Research on the Continent

During the period of his education following his state examination at Cambridge University, which he completed in 1885, Sherrington spent long periods in Germany. In Berlin, he attended the lectures of Hermann von Helmholtz,[6] for whom he felt deep admiration. On the other hand, he considered Emil Heinrich du Bois-Reymond a most fascinating lecturer.Sherrington traveled to Rudolf Virchow [7] in Berlin to work on cholera. Virchow later on sent Sherrington to Robert Koch for a six weeks’ course in technique. Sherrington ended up staying with Koch for a year to do research in bacteriology. Under these two, Sherrington parted with a good foundation in physiology, morphology, histology, and pathology.

First Appointment

His training on the Continent was followed by his first appointment as lecturer in physiology at St. Thomas Hospital; later he was appointed professor and medical director of the Brown Institute (1891). Sherrington remained here for four years. Some of his best work on the nervous system was based on research at the Brown Institute, including his monograph on peripheral distribution of fibers from posterior spinal cord roots. His studies on the reciprocal innervation of antagonistic muscles also began during this period.

Sherrington’s Law of Reciprocal Innervation

Charles Scott Sherrington’s first job of full-professorship came with his appointment as Holt Professor of Physiology at Liverpool in 1895. He found that reflexes must be considered integrated activities of the total organism, not just the result of activities of the so-called reflex-arcs, a concept then generally accepted. Sherrington continued his work on reflexes and reciprocal innervation. His papers on the subject were synthesized into the Croonian lecture of 1897. Like many young scientists, he was exploited to write a special section for Michael Foster‘s textbook of physiology. In this book, he introduced the term synapse (Greek συναψις = connection) to neurology, which was immediately adopted and has been in general use ever since. Further he showed that muscle excitation was inversely proportional to the inhibition of an opposing group of muscles. Speaking of the excitation-inhibition relationship, Sherrington said “desistence from action may be as truly active as is the taking of action.” In 1906 his book on “The Integrative Activity of the Nervous System” was published, based on the Silliman lectures. This work of Sherrington was a turning point in human experimental physiology, because it explained for the first time John Hughlings Jackson‘s concepts of the origin of function and introduced many new terms;[8] they are used today by neurophysiologists all over the world (e.g. proprioception and nociceptors).

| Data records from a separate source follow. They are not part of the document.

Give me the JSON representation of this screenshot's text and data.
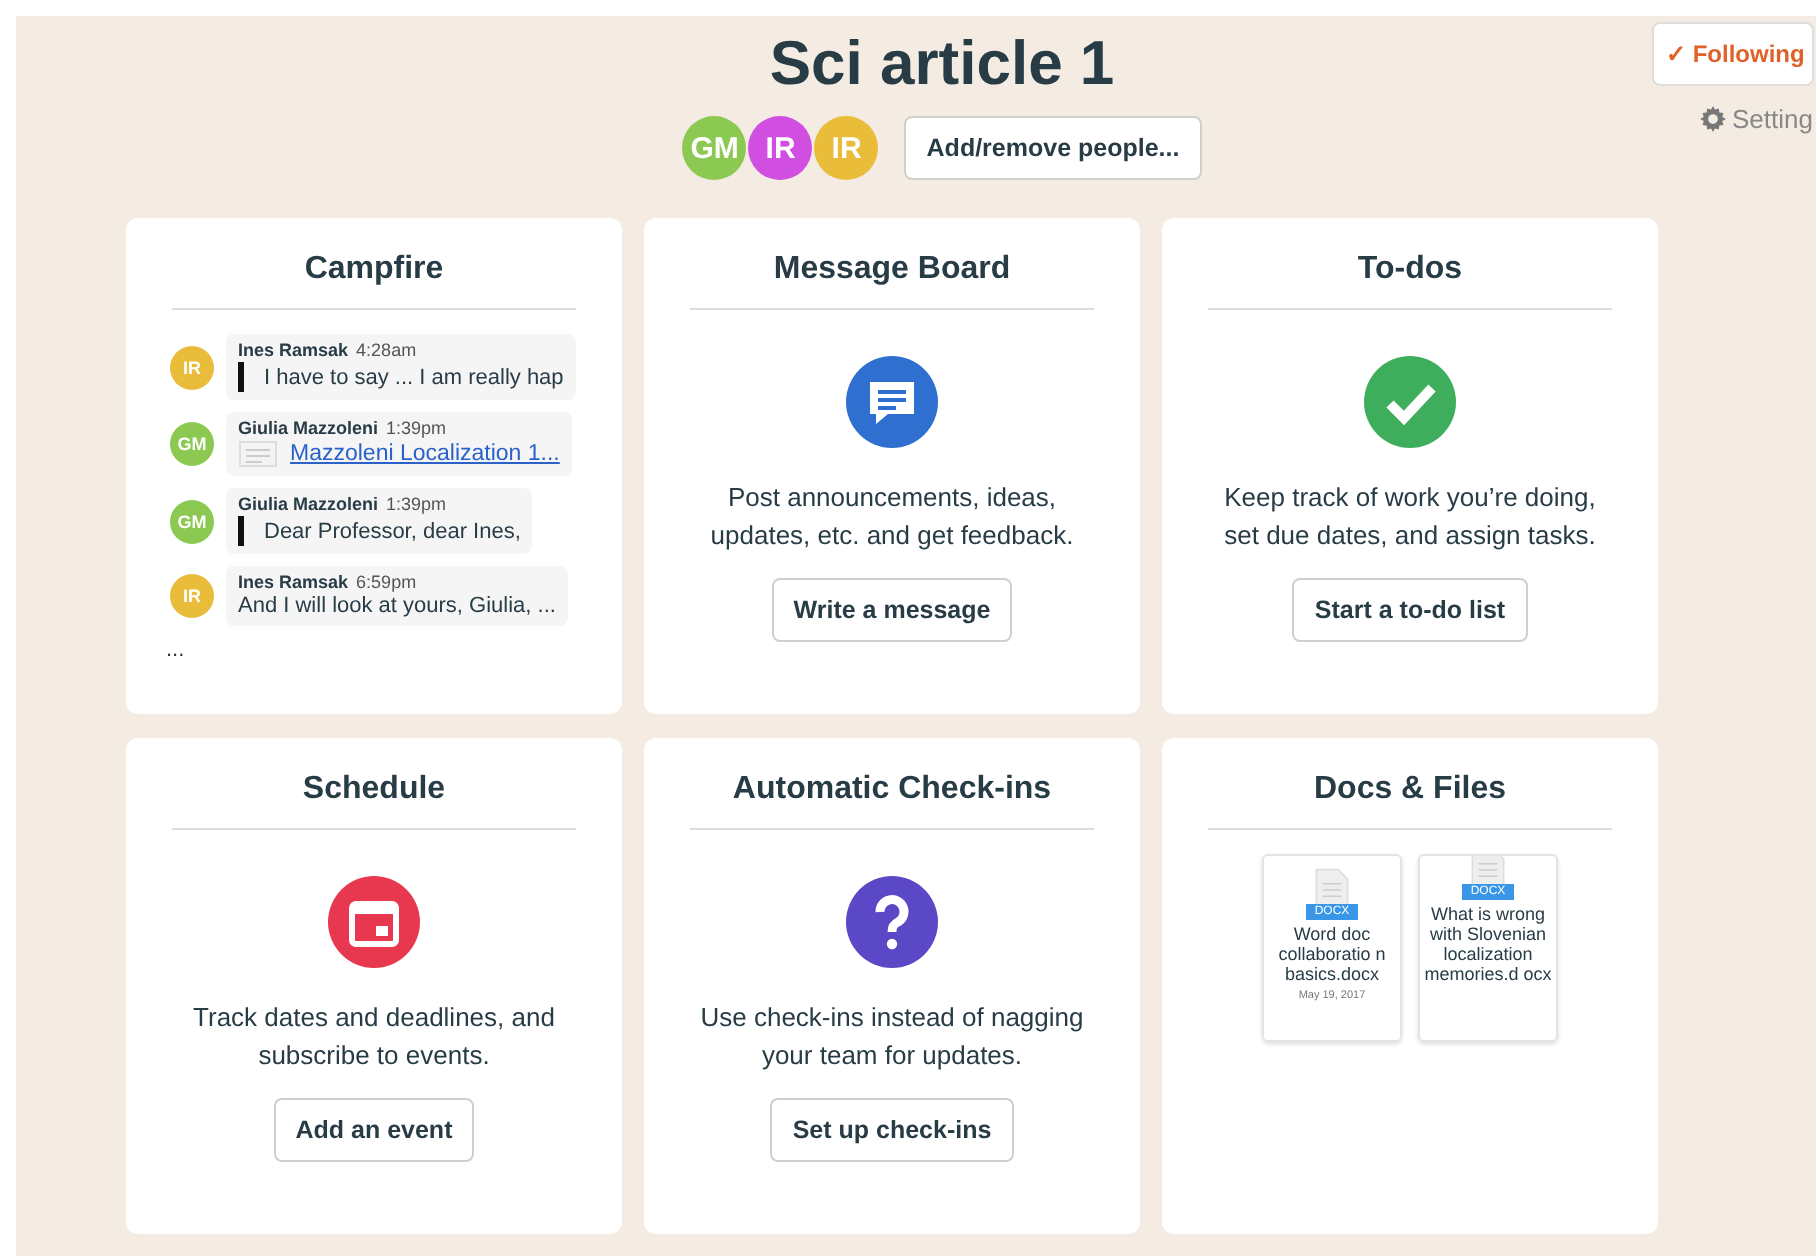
{
  "header": {
    "title": "Sci article 1",
    "people": [
      {
        "initials": "GM",
        "color": "#8cc952"
      },
      {
        "initials": "IR",
        "color": "#d14fe0"
      },
      {
        "initials": "IR",
        "color": "#e9bd3a"
      }
    ],
    "manage_button": "Add/remove people...",
    "follow_button": "✓ Following",
    "settings_link": "Setting"
  },
  "cards": [
    {
      "kind": "campfire",
      "title": "Campfire",
      "messages": [
        {
          "kind": "quote",
          "initials": "IR",
          "color": "#e9bd3a",
          "author": "Ines Ramsak",
          "time": "4:28am",
          "text": "I have to say ... I am really hap"
        },
        {
          "kind": "file",
          "initials": "GM",
          "color": "#8cc952",
          "author": "Giulia Mazzoleni",
          "time": "1:39pm",
          "text": "Mazzoleni Localization 1..."
        },
        {
          "kind": "quote",
          "initials": "GM",
          "color": "#8cc952",
          "author": "Giulia Mazzoleni",
          "time": "1:39pm",
          "text": "Dear Professor, dear Ines,"
        },
        {
          "kind": "text",
          "initials": "IR",
          "color": "#e9bd3a",
          "author": "Ines Ramsak",
          "time": "6:59pm",
          "text": "And I will look at yours, Giulia, ..."
        }
      ],
      "more": "..."
    },
    {
      "kind": "message",
      "title": "Message Board",
      "description": "Post announcements, ideas, updates, etc. and get feedback.",
      "button": "Write a message"
    },
    {
      "kind": "todo",
      "title": "To-dos",
      "description": "Keep track of work you’re doing, set due dates, and assign tasks.",
      "button": "Start a to-do list"
    },
    {
      "kind": "schedule",
      "title": "Schedule",
      "description": "Track dates and deadlines, and subscribe to events.",
      "button": "Add an event"
    },
    {
      "kind": "checkin",
      "title": "Automatic Check-ins",
      "description": "Use check-ins instead of nagging your team for updates.",
      "button": "Set up check-ins"
    },
    {
      "kind": "docs",
      "title": "Docs & Files",
      "files": [
        {
          "badge": "DOCX",
          "name": "Word doc collaboratio n basics.docx",
          "date": "May 19, 2017",
          "raised": false
        },
        {
          "badge": "DOCX",
          "name": "What is wrong with Slovenian localization memories.d ocx",
          "raised": true
        }
      ]
    }
  ]
}
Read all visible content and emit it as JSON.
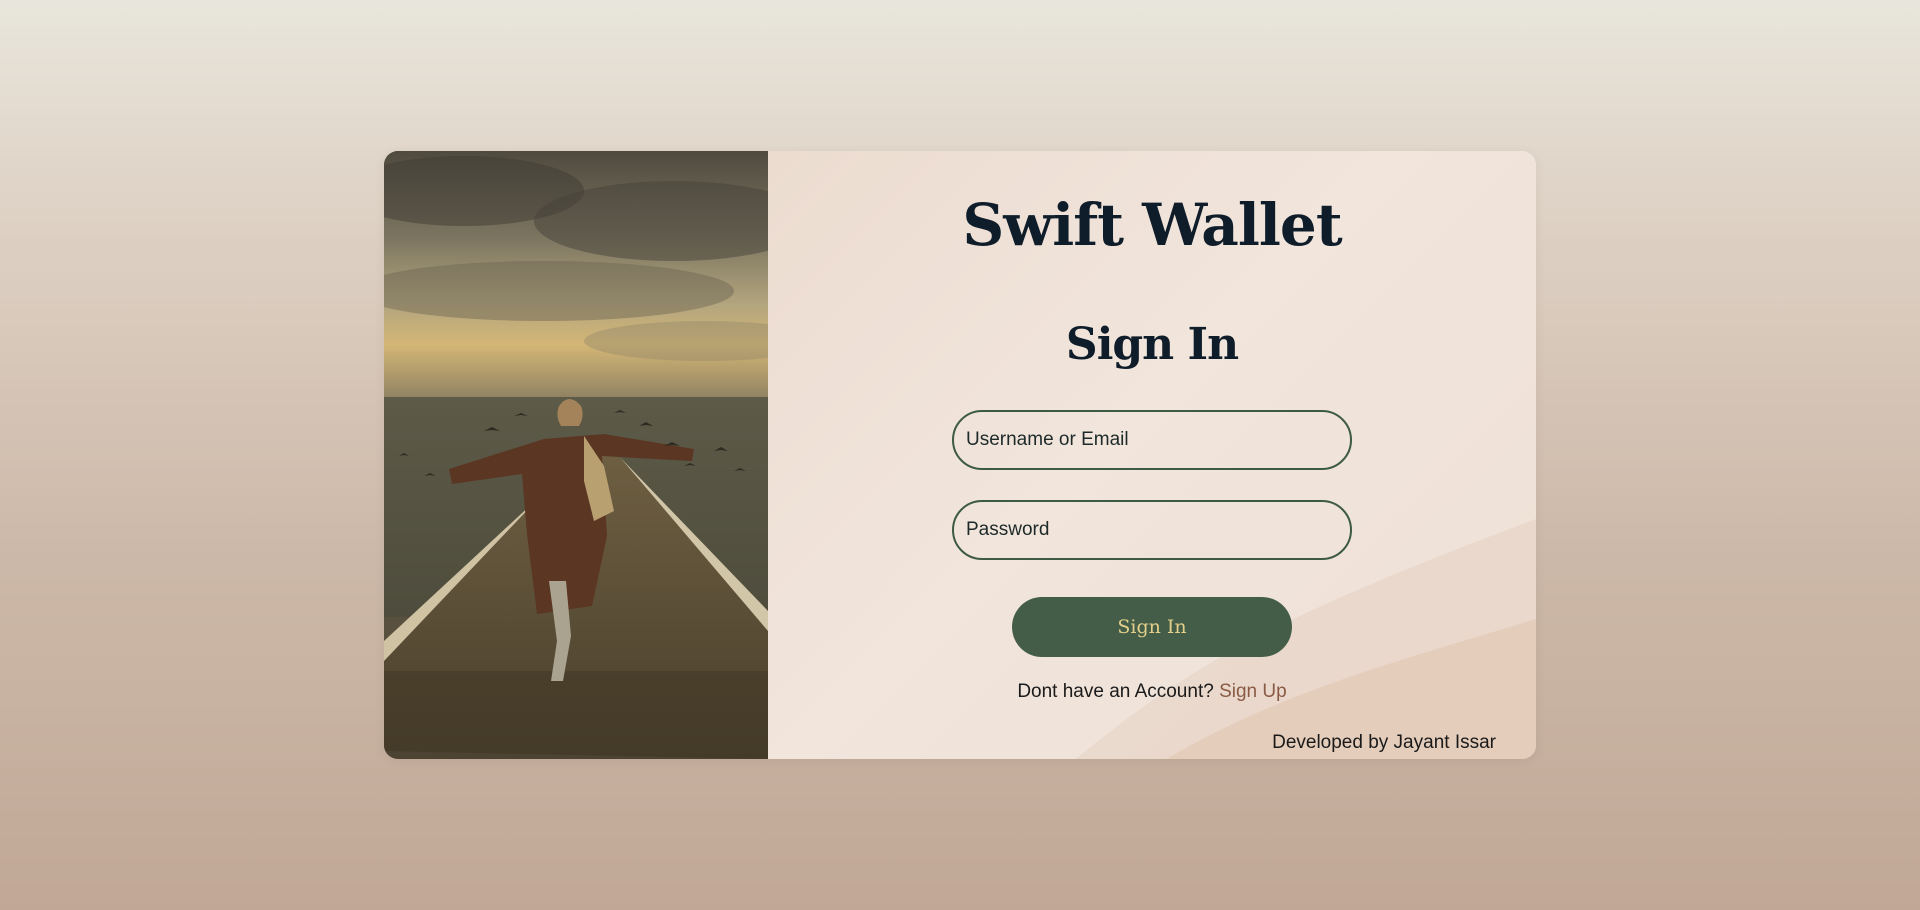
{
  "brand": {
    "title": "Swift Wallet"
  },
  "form": {
    "heading": "Sign In",
    "username_placeholder": "Username or Email",
    "password_placeholder": "Password",
    "submit_label": "Sign In"
  },
  "signup": {
    "prompt": "Dont have an Account?",
    "link_label": "Sign Up"
  },
  "footer": {
    "credit": "Developed by Jayant Issar"
  },
  "colors": {
    "button_bg": "#435d48",
    "button_text": "#e3cf8a",
    "field_border": "#3d5a45",
    "link": "#8a5a45",
    "title_text": "#0f1d2a"
  },
  "image": {
    "subject": "woman-running-on-pier-with-seagulls"
  }
}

Later Years

Oxford offered Sherrington the Waynflete Chair of Physiology in 1813. Sherrington’s teachings at Oxford were interrupted by World War I. During the war, he laboured at a shell factory to support the war and to study fatigue in general, but specifically industrial fatigue. In March 1916, Sherrington fought for women to be admitted to the medical school at Oxford. Charles Sherrington retired from Oxford in the year of 1936. Sherrington was awarded the Nobel Prize in Medicine in 1932 for his research on reflex action and regenerative processes in nerve tissue. In old age, he philosophized about the meaning of his life’s work. In a 1933 address to Cambridge University on “The brain and its mechanism,” he dwelt at some length on the subject of “the brain as an organ of the mind.” He concluded that no clear relationship between body and soul could be demonstrated.

Charles Scott Sherrington died on 4 March 1952 in Eastbourne, Sussex, at age 94.

Chris Whitty, Infections and the Nerves, [9]

References and Further Reading:

One comment

Leave a Reply

Your email address will not be published. Required fields are marked *

Relation Browser
0 Recommended Articles:
0 Recommended Articles: